In another apparent sign of Iowa State University’s tone-deafness on issues of race and diversity, Athletic Director Jamie Pollard on Monday went on Cyclones.tv, ISU’s Mediacom channel for sports programming, dressed as a member of the Duck Dynasty reality TV show family, whose patriarch Phil Robertson earned a rebuke from the NAACP in 2013 after claiming in an interview with GQ that black people were happier before they had civil rights. Pollard’s Halloween hijinks come just four days after white supremacist posters placed around campus caught the eye of the national media.
Matt Schoultz, the university’s assistant director of athletics communications, tweeted a shot of Pollard on the channel:
— Matt Shoultz (@mjshoultz) October 31, 2016
One version of the posters, which have previously appeared elsewhere in Iowa and on college campuses in other states, displayed a neo-Nazi symbol and a message warning that whites will soon be a minority group in the US, a popular claim among white supremacists:
Iowa State Police are investigating at least 20 posters referring to white heritage found on campus early Thursday. https://t.co/5srKzBzh4m
— Iowa State Daily (@iowastatedaily) October 27, 2016
In response to the posters, which were quickly removed, ISU President Steven Leath, Senior Vice President for Student Affairs Martino Harmon, Provost Jonathan Wickert, and Vice President for Diversity and Inclusion Reginald Stewart signed an email that read in part, “These posters also depict historical references or messages that could evoke feelings of bias or racism.” It added: “We continue to defend any individual’s right to free expression; however, attacks directed at any individual or group are inconsistent with the Principles of the Iowa State Community: respect, purpose, cooperation, richness of diversity, freedom from discrimination, and the honest and respectful expression of ideas.” (Robertson is also known for his vitriolic anti-gay rhetoric.)
ISU’s previous track record recently on diversity hasn’t been much better. Last fall, a student group now called LUCHA staged a tailgate protest against Donald Trump, who Leath appeared with at Jack Trice Stadium before a football game. A young woman (who wasn’t an ISU student) allegedly directed a racist remark at the protesters, and later that month LUCHA held a forum on diversity, eventually convincing Leath to attend. After that, the group sent Leath a letter requesting that he further address bigotry at the university, and Leath responded with a list of actions ISU was taking to do so.

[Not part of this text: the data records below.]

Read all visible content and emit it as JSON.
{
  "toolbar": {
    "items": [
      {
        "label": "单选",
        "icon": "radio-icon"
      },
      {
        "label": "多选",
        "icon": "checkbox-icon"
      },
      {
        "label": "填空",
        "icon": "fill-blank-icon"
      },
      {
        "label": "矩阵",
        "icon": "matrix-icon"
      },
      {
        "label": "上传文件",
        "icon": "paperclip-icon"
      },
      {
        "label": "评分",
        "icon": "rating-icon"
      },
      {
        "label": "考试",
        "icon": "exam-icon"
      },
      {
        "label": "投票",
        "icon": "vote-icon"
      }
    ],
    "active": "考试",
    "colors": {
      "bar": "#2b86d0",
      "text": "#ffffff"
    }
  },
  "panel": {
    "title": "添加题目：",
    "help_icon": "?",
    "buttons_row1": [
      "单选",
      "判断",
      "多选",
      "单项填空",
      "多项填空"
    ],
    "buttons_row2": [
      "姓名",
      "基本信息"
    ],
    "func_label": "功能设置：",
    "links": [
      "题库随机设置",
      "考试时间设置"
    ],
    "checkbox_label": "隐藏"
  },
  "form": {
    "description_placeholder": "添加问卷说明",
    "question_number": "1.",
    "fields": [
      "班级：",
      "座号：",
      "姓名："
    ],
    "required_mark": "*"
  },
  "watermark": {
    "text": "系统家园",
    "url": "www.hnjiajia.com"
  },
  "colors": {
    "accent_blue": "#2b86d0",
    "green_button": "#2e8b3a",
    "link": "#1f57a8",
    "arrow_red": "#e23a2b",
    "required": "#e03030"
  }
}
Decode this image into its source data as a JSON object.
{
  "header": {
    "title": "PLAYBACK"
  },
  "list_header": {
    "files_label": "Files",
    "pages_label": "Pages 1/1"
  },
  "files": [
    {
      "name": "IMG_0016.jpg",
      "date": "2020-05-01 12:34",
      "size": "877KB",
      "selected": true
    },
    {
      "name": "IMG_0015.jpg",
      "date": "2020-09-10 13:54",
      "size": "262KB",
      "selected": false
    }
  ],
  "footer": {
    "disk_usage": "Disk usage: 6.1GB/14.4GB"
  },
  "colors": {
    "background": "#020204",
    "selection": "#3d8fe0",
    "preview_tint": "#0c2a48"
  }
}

Earlier this year, former women’s basketball standout Nikki Moody sued ISU coach Bill Fennelly for alleged racial discrimination, charges Fennelly has denied.
Duck Dynasty‘s Robertson clan runs the Louisiana-based Duck Commander, a business that sells duck-hunting products. Duck hunting is also a hobby of Leath’s; in January 2014, he joined Gov. Terry Branstad and Board of Regents President Bruce Rastetter on a duck-hunting outing in Texas facilitated by the ISU Foundation.